■ Exercise objective
Of the lines below, copy those that hold the word "Design".

■ Records provided
[Start of Attachment]
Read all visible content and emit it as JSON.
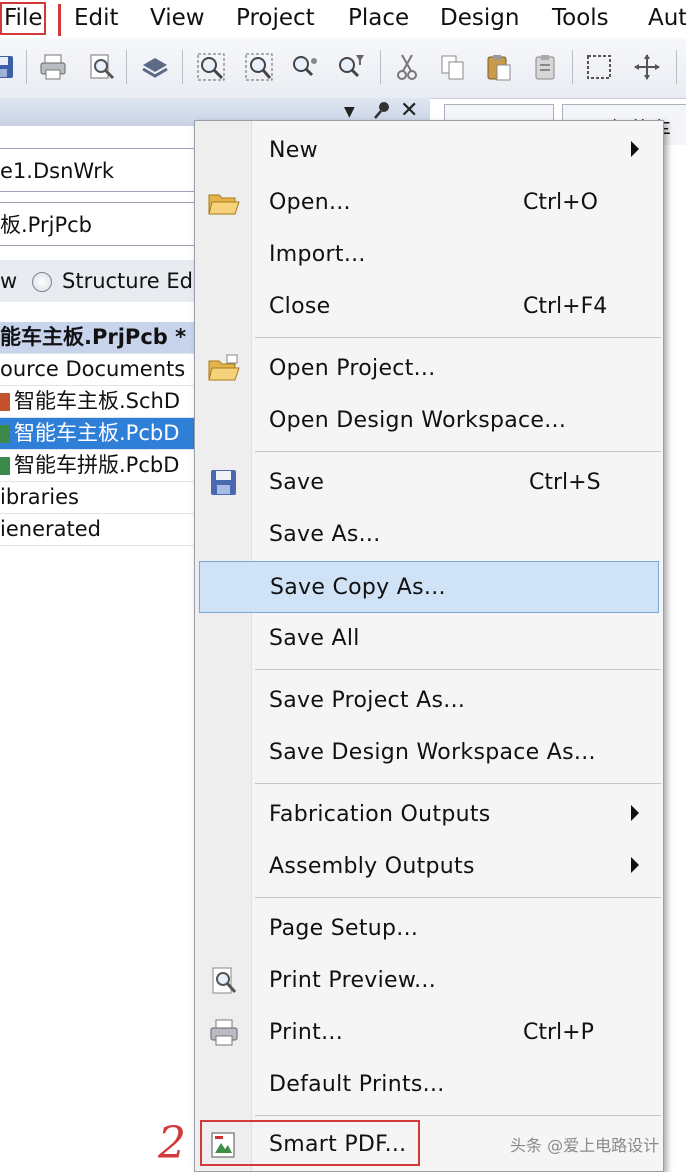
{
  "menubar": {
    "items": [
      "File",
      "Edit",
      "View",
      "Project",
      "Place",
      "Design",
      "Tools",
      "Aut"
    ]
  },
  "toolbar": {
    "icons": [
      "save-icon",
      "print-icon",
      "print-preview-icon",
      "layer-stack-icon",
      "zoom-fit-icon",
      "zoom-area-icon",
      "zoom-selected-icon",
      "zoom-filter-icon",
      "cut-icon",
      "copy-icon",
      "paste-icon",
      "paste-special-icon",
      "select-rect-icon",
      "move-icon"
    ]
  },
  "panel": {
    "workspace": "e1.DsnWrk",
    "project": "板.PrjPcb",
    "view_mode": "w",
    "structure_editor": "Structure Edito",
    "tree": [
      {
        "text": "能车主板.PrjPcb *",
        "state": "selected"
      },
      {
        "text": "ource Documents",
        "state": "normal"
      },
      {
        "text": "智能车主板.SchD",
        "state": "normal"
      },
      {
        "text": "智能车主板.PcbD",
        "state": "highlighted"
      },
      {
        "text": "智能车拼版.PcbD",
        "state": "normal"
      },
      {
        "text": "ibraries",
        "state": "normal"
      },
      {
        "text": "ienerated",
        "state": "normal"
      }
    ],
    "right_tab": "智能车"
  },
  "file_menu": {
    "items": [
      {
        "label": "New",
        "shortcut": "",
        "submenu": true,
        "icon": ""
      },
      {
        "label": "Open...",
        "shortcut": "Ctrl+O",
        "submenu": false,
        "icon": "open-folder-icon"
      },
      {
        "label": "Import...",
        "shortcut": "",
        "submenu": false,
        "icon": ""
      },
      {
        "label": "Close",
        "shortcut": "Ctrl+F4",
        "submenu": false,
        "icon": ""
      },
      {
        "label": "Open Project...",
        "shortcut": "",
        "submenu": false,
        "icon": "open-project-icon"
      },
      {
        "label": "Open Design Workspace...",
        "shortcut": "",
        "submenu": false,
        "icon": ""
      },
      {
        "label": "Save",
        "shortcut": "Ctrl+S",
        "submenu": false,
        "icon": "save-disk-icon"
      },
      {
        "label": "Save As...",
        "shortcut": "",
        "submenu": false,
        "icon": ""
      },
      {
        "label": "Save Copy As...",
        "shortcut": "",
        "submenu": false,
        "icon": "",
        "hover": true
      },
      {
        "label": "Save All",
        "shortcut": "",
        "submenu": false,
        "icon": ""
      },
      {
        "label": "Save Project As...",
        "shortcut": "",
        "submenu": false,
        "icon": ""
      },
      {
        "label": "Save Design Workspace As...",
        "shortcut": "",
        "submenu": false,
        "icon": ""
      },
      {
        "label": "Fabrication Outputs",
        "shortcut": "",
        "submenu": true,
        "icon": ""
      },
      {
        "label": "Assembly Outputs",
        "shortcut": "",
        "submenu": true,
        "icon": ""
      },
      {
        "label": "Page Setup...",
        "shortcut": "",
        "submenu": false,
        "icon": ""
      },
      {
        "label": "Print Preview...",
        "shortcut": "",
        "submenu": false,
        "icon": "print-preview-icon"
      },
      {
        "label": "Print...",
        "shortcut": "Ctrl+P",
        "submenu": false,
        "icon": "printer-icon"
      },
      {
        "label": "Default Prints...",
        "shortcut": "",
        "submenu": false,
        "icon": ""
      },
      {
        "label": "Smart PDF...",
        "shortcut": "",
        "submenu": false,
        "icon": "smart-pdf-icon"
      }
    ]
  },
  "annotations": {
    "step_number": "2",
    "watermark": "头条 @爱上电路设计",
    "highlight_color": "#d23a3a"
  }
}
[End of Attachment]
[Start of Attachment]
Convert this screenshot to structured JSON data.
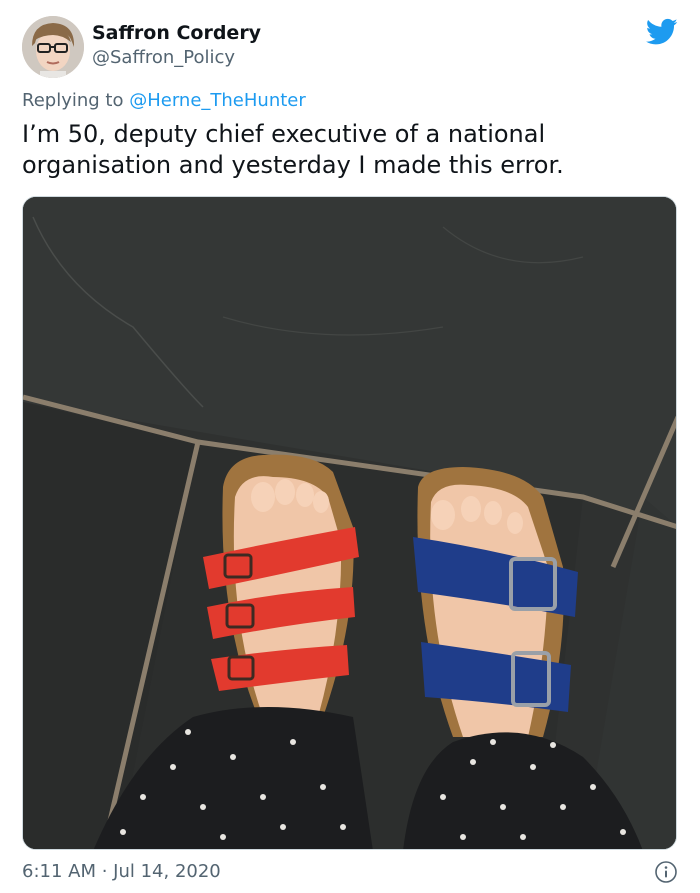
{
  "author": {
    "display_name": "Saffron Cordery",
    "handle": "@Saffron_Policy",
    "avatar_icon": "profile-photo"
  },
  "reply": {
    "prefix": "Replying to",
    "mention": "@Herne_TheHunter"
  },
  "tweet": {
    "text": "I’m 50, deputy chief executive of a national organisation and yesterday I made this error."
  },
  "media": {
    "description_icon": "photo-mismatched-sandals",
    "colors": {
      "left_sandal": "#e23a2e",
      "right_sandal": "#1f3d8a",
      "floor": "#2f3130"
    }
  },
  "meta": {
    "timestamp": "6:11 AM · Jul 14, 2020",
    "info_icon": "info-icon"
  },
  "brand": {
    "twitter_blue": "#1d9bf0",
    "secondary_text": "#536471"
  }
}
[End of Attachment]
■ Response to this task
      "Design",
        "label": "Open Design Workspace...",
        "label": "Save Design Workspace As...",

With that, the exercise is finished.